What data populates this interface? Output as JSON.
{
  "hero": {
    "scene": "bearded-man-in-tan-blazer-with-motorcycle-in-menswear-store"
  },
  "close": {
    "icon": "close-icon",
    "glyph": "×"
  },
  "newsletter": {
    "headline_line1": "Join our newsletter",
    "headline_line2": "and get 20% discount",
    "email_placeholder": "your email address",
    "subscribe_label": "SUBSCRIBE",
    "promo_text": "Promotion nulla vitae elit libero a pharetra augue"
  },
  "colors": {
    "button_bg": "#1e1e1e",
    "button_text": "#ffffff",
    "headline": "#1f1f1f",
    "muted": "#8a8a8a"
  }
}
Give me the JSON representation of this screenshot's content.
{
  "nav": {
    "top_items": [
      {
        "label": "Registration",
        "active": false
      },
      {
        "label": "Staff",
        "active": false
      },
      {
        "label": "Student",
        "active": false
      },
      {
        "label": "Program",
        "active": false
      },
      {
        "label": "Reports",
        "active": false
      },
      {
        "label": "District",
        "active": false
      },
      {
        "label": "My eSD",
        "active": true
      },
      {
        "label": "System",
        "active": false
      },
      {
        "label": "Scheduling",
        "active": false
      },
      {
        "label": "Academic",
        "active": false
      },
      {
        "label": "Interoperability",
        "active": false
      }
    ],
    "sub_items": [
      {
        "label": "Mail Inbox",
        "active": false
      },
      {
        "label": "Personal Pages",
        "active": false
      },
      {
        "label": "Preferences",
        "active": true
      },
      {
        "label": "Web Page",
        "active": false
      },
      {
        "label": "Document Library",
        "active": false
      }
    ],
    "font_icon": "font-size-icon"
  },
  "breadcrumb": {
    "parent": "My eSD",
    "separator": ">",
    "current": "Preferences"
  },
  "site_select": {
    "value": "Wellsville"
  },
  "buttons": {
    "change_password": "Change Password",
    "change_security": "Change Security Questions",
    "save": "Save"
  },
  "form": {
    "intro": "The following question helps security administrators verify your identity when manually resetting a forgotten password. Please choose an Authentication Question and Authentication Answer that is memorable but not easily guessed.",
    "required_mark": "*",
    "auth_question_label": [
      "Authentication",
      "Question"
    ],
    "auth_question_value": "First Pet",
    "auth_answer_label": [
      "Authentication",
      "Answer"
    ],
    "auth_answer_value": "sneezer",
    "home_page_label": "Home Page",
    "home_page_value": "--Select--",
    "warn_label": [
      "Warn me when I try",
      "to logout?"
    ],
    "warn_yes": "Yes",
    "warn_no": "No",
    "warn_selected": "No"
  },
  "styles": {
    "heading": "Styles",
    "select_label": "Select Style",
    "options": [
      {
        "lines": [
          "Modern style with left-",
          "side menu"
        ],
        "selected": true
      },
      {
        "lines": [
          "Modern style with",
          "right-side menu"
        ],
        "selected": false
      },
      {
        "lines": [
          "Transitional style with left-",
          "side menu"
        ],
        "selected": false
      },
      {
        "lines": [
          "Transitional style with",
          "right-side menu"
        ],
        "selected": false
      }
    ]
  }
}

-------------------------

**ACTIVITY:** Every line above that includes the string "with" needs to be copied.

**SOLUTION TO THIS TASK:**
    "scene": "bearded-man-in-tan-blazer-with-motorcycle-in-menswear-store"
          "Modern style with left-",
          "Modern style with",
          "Transitional style with left-",
          "Transitional style with",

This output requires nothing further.